Data about app and page elements:
====

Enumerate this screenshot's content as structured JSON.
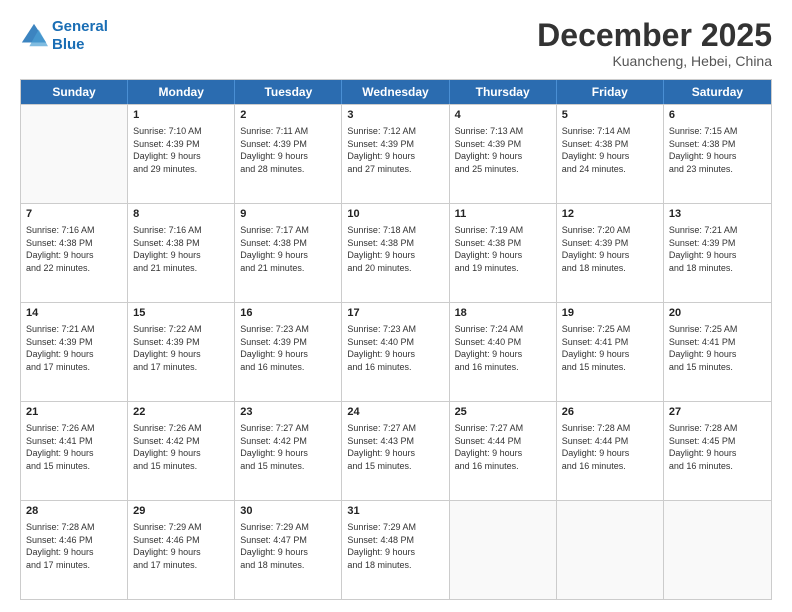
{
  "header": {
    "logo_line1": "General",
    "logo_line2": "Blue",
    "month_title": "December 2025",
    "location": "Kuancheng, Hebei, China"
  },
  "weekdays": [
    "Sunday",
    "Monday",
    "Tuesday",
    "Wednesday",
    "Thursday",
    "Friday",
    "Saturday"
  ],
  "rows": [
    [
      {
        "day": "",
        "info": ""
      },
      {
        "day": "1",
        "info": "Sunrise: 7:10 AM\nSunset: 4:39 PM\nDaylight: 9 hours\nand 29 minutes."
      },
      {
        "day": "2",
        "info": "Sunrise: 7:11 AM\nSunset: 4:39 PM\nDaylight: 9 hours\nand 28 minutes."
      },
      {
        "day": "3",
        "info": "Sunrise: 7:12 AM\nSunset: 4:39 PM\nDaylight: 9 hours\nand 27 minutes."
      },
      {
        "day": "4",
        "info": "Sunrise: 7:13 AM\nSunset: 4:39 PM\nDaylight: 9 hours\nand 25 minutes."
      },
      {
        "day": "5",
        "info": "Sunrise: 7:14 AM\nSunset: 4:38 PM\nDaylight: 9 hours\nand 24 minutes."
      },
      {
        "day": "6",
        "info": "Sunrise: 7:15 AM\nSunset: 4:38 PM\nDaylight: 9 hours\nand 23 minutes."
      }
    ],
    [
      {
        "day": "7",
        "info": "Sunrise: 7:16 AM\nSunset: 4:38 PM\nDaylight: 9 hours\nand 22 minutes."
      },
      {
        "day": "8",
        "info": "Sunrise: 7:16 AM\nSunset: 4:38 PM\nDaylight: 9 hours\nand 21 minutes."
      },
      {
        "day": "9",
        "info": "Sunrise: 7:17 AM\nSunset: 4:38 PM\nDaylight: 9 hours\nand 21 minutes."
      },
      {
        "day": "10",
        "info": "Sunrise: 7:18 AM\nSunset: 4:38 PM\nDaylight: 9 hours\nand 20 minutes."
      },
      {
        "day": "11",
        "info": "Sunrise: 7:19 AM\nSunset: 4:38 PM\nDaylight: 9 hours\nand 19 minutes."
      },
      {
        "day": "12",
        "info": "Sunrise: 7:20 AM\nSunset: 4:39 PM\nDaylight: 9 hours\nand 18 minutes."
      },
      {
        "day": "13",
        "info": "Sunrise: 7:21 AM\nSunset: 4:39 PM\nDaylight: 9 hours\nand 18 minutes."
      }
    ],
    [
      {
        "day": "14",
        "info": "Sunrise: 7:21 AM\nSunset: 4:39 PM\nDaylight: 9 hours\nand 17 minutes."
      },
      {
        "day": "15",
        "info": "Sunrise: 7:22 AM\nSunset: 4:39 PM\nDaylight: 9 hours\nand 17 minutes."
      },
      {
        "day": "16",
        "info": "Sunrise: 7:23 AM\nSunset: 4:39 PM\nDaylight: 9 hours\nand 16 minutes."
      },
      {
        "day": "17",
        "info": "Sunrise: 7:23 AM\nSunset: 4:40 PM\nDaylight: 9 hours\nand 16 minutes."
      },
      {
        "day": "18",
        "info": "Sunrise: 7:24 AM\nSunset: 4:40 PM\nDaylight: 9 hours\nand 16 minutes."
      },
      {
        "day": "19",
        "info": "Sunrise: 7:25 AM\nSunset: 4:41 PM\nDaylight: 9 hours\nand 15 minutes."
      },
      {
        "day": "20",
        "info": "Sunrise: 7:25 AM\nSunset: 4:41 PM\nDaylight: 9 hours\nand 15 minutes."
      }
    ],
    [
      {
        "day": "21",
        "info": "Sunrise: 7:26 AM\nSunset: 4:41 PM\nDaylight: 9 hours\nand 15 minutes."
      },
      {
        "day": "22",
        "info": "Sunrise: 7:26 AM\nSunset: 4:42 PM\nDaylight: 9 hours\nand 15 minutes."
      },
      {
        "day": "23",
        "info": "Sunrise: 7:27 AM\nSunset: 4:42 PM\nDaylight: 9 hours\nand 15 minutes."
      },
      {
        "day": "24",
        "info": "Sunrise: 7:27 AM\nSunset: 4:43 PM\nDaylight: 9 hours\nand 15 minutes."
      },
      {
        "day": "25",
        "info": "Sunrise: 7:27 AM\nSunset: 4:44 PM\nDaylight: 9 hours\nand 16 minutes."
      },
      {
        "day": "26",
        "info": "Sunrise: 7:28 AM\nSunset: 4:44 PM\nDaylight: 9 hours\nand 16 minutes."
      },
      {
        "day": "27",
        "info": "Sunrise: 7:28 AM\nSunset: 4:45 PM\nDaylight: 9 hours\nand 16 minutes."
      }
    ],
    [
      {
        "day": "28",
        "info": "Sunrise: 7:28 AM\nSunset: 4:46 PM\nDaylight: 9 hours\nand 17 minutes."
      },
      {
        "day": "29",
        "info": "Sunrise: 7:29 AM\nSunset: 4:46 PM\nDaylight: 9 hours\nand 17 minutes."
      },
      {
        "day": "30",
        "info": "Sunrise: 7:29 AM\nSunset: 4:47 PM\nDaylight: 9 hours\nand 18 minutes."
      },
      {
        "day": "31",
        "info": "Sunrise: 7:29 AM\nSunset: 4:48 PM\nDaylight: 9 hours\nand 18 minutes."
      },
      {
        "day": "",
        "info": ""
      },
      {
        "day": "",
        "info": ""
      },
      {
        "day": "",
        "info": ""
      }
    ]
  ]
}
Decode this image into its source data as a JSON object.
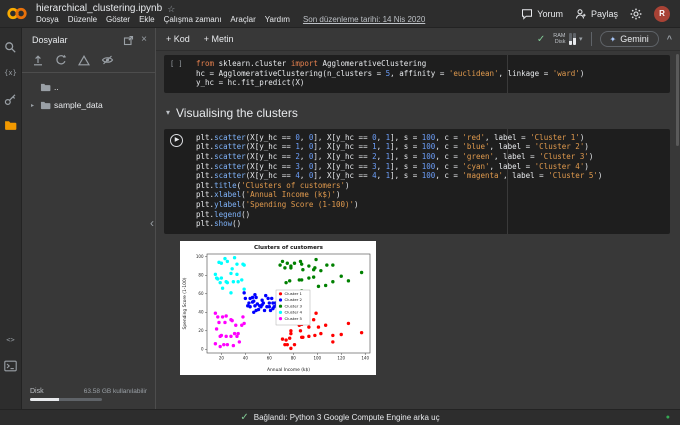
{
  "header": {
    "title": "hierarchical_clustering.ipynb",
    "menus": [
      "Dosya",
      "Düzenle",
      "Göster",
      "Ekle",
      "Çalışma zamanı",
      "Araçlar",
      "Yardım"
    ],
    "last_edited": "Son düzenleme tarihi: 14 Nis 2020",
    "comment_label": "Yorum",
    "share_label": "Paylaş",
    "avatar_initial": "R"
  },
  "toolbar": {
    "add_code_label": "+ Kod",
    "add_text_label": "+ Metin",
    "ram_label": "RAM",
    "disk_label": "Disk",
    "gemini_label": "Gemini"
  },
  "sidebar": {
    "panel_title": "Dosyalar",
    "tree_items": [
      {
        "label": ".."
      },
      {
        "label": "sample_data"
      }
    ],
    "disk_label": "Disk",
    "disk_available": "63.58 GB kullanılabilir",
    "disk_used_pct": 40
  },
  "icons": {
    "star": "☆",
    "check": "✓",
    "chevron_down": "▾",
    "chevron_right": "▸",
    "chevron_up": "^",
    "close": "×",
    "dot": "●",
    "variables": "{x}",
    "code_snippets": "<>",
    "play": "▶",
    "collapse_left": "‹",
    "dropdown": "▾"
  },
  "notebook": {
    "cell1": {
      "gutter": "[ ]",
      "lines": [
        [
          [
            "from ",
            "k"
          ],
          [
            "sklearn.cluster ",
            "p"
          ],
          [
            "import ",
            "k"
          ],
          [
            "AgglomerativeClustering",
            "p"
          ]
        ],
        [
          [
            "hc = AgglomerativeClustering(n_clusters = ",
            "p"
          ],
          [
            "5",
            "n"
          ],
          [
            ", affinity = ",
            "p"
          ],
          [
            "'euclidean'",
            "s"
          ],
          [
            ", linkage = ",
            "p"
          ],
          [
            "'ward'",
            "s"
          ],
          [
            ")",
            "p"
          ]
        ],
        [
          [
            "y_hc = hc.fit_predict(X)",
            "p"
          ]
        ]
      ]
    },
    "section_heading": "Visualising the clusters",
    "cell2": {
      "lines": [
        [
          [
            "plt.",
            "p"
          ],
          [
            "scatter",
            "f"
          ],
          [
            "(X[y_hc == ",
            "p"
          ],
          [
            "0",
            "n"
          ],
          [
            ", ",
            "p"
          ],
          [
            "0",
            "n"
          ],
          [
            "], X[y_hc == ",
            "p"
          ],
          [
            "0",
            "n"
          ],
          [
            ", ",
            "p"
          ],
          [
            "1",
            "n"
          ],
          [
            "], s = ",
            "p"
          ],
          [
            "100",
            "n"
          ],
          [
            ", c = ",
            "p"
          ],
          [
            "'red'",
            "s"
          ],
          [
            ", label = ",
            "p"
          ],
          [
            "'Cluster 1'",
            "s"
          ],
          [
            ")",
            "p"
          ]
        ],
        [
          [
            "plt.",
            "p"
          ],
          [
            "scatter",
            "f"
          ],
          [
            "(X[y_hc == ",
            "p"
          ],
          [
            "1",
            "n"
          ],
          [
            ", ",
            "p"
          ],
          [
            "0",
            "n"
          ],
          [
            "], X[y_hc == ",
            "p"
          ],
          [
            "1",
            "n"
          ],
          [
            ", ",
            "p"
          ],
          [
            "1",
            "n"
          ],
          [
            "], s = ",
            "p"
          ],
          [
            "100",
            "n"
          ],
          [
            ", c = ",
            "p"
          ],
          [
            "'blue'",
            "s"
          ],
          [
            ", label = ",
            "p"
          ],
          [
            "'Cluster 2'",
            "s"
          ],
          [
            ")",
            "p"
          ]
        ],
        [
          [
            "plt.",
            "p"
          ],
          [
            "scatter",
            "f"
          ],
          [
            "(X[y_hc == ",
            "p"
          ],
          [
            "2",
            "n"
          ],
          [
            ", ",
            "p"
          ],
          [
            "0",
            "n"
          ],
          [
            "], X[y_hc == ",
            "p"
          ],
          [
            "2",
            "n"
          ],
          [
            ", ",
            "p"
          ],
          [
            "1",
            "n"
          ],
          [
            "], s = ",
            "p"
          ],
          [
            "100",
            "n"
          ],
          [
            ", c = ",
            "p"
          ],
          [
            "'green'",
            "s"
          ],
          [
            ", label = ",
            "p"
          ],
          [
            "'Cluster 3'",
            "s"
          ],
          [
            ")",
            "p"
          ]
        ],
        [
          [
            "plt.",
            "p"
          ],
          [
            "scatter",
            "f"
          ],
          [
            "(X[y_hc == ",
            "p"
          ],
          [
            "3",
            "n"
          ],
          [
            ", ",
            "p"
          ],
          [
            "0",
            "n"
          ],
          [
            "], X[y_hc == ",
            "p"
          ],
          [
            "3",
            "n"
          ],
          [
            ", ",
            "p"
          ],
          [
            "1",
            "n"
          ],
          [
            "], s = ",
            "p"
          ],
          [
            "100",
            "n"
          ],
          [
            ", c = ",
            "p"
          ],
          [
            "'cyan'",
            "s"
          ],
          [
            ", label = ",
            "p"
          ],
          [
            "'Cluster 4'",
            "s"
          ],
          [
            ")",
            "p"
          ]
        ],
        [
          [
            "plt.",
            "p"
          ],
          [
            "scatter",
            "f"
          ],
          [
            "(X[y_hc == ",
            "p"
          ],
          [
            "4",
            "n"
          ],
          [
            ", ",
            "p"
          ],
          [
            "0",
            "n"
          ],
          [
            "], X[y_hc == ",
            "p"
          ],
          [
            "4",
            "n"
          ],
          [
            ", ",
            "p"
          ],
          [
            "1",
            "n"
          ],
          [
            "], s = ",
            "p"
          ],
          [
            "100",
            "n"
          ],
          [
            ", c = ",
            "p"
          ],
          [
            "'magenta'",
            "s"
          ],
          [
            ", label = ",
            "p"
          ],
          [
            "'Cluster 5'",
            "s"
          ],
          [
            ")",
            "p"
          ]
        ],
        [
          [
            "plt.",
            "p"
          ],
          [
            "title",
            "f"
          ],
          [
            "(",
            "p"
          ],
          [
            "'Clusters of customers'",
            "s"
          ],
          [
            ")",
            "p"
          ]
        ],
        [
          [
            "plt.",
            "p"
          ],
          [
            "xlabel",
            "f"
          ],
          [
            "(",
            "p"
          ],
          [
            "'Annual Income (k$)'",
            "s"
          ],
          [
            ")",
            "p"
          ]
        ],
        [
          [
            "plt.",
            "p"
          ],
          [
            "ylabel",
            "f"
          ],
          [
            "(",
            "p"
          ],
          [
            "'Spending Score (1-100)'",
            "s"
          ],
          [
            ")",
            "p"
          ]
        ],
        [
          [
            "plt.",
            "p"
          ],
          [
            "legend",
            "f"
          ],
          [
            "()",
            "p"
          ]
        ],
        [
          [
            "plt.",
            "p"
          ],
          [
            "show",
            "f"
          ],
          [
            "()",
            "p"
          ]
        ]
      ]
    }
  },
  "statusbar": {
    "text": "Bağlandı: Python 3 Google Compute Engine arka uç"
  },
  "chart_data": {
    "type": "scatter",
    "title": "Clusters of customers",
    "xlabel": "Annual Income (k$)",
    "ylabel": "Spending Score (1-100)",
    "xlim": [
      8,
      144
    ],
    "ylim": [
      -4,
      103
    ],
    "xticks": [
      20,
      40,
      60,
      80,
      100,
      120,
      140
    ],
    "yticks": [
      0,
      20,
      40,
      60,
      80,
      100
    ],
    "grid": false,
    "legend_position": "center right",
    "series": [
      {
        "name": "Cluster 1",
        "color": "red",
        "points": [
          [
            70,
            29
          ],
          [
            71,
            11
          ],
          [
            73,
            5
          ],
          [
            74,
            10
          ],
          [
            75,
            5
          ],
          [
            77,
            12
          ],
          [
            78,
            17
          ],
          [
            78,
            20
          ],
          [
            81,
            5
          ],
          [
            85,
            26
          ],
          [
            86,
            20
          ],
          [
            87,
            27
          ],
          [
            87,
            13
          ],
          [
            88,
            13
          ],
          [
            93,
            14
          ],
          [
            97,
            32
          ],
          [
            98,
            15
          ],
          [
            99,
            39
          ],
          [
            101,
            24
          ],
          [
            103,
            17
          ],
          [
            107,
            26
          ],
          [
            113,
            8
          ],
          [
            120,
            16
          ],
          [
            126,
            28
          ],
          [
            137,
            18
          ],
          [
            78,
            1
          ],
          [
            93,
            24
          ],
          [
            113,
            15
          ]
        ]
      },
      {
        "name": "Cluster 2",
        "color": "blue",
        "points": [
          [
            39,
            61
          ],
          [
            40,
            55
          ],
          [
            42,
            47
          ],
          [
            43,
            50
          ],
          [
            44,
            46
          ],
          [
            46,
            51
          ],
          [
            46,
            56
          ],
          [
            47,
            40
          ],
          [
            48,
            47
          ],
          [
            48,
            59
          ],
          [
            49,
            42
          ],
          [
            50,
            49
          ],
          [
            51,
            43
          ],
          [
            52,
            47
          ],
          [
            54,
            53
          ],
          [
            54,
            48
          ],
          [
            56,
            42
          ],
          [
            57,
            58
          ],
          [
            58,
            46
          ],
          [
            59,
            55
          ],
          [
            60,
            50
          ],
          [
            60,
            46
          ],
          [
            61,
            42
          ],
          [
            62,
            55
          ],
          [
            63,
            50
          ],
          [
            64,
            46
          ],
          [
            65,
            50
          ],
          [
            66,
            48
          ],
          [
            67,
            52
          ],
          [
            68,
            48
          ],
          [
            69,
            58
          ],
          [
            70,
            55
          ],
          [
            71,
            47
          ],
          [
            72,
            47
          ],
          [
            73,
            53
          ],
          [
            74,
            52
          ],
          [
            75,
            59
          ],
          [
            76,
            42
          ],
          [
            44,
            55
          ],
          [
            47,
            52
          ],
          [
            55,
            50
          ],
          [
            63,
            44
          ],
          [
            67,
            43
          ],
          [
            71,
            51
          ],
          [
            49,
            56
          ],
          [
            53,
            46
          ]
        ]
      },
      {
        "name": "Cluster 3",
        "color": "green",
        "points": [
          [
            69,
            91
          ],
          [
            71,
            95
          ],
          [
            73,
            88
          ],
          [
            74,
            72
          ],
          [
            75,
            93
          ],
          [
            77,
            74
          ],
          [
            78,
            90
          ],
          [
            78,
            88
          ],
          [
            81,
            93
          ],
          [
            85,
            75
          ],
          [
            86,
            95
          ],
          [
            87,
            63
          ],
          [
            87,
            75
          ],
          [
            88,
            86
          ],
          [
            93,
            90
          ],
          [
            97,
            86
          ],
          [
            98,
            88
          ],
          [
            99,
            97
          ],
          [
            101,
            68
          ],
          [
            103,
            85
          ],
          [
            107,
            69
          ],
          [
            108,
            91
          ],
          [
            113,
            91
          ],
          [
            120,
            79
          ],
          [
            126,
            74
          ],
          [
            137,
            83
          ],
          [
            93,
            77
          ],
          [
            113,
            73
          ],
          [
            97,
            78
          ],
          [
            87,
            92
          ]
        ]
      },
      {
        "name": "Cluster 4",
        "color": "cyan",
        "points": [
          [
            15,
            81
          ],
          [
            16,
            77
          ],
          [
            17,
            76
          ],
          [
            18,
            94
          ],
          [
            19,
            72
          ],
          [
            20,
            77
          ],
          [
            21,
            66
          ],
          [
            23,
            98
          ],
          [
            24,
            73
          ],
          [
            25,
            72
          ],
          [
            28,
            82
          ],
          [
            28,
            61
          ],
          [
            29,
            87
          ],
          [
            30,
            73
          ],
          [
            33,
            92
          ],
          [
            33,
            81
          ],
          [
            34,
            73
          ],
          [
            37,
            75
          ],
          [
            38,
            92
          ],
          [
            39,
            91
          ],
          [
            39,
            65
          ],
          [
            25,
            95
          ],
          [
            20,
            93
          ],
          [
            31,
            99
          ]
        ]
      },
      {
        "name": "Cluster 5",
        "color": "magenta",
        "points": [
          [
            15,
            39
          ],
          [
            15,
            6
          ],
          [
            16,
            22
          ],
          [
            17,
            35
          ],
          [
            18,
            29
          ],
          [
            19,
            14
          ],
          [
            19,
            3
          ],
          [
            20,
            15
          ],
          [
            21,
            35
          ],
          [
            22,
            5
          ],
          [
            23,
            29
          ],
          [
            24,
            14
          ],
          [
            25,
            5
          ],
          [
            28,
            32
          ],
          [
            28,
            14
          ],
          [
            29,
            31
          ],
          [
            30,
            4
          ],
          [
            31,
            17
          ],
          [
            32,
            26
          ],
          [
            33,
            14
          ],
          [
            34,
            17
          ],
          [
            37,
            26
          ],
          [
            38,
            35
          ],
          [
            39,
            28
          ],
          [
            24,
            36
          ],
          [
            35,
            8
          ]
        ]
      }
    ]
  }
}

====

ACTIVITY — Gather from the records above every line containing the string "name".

RESPONSE TO THIS EXERCISE —
        "name": "Cluster 1",
        "name": "Cluster 2",
        "name": "Cluster 3",
        "name": "Cluster 4",
        "name": "Cluster 5",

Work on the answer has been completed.